Does A Vitamin C Deficiency Reduce Fat Oxidation?

Vitamin C plays a role in the maintenance of correct body weight. One reason for this is that vitamin C is required for the biosynthesis of carnitine, a molecule that is necessary for the oxidation of fatty acids. A deficiency of vitamin C may decrease the synthesis of carnitine, and this may then affect the efficiency of fat oxidation. Around 15 % of adults in the United States are deficient in vitamin C and this may therefore explain the high rates of obesity. Researchers have investigated how the vitamin C status of an individual affects their ability to metabolise fat. In one study, researchers measured the vitamin C levels of healthy individuals and then asked them to run on a treadmill. The results showed that subjects with a marginal vitamin C status oxidised 25 % less fat during exercise compared to those subjects with an adequate vitamin C status. In addition, those with the best vitamin C levels also suffered less fatigue. Supplementation of depleted subjects with vitamin C caused a 4 fold increase in fat oxidation. 

Eat Well, Stay Healthy, Protect Yourself


Johnston, C. S., Corte, C. and Swan, P. D. 2006. Marginal vitamin C status is associated with reduced fat oxidation during submaximal exercise in young adults. Nutrition and Metabolism.  3(1): 1-5

About Robert Barrington

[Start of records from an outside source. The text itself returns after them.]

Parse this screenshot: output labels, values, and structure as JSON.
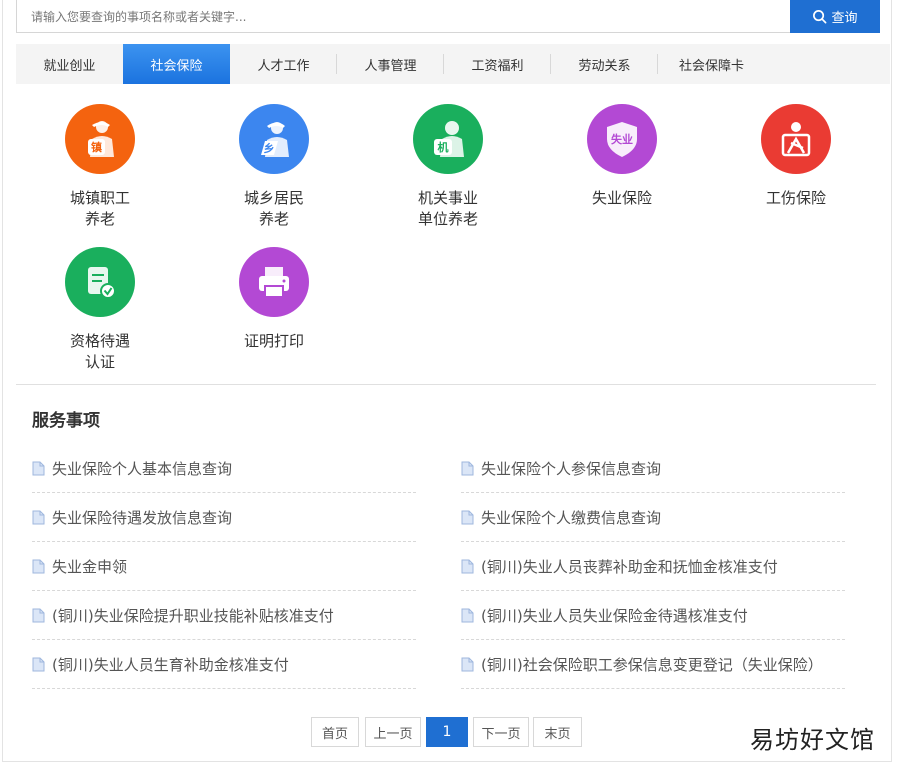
{
  "search": {
    "placeholder": "请输入您要查询的事项名称或者关键字...",
    "button_label": "查询"
  },
  "tabs": [
    {
      "label": "就业创业",
      "active": false
    },
    {
      "label": "社会保险",
      "active": true
    },
    {
      "label": "人才工作",
      "active": false
    },
    {
      "label": "人事管理",
      "active": false
    },
    {
      "label": "工资福利",
      "active": false
    },
    {
      "label": "劳动关系",
      "active": false
    },
    {
      "label": "社会保障卡",
      "active": false
    }
  ],
  "categories": [
    {
      "label": "城镇职工\n养老",
      "glyph": "镇",
      "icon": "urban-worker-pension-icon",
      "color": "#f4630f"
    },
    {
      "label": "城乡居民\n养老",
      "glyph": "乡",
      "icon": "resident-pension-icon",
      "color": "#3c86ef"
    },
    {
      "label": "机关事业\n单位养老",
      "glyph": "机",
      "icon": "institution-pension-icon",
      "color": "#1aaf5d"
    },
    {
      "label": "失业保险",
      "glyph": "失业",
      "icon": "unemployment-insurance-icon",
      "color": "#b349d4"
    },
    {
      "label": "工伤保险",
      "glyph": "",
      "icon": "injury-insurance-icon",
      "color": "#ea3b33"
    },
    {
      "label": "资格待遇\n认证",
      "glyph": "",
      "icon": "qualification-certification-icon",
      "color": "#1aaf5d"
    },
    {
      "label": "证明打印",
      "glyph": "",
      "icon": "printer-icon",
      "color": "#b349d4"
    }
  ],
  "services_title": "服务事项",
  "services": [
    "失业保险个人基本信息查询",
    "失业保险个人参保信息查询",
    "失业保险待遇发放信息查询",
    "失业保险个人缴费信息查询",
    "失业金申领",
    "(铜川)失业人员丧葬补助金和抚恤金核准支付",
    "(铜川)失业保险提升职业技能补贴核准支付",
    "(铜川)失业人员失业保险金待遇核准支付",
    "(铜川)失业人员生育补助金核准支付",
    "(铜川)社会保险职工参保信息变更登记（失业保险）"
  ],
  "pagination": {
    "first": "首页",
    "prev": "上一页",
    "current": "1",
    "next": "下一页",
    "last": "末页"
  },
  "watermark": "易坊好文馆"
}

Robert Barrington is a writer, nutritionist, lecturer and philosopher.
This entry was posted in Vitamin C, Weight Loss. Bookmark the permalink.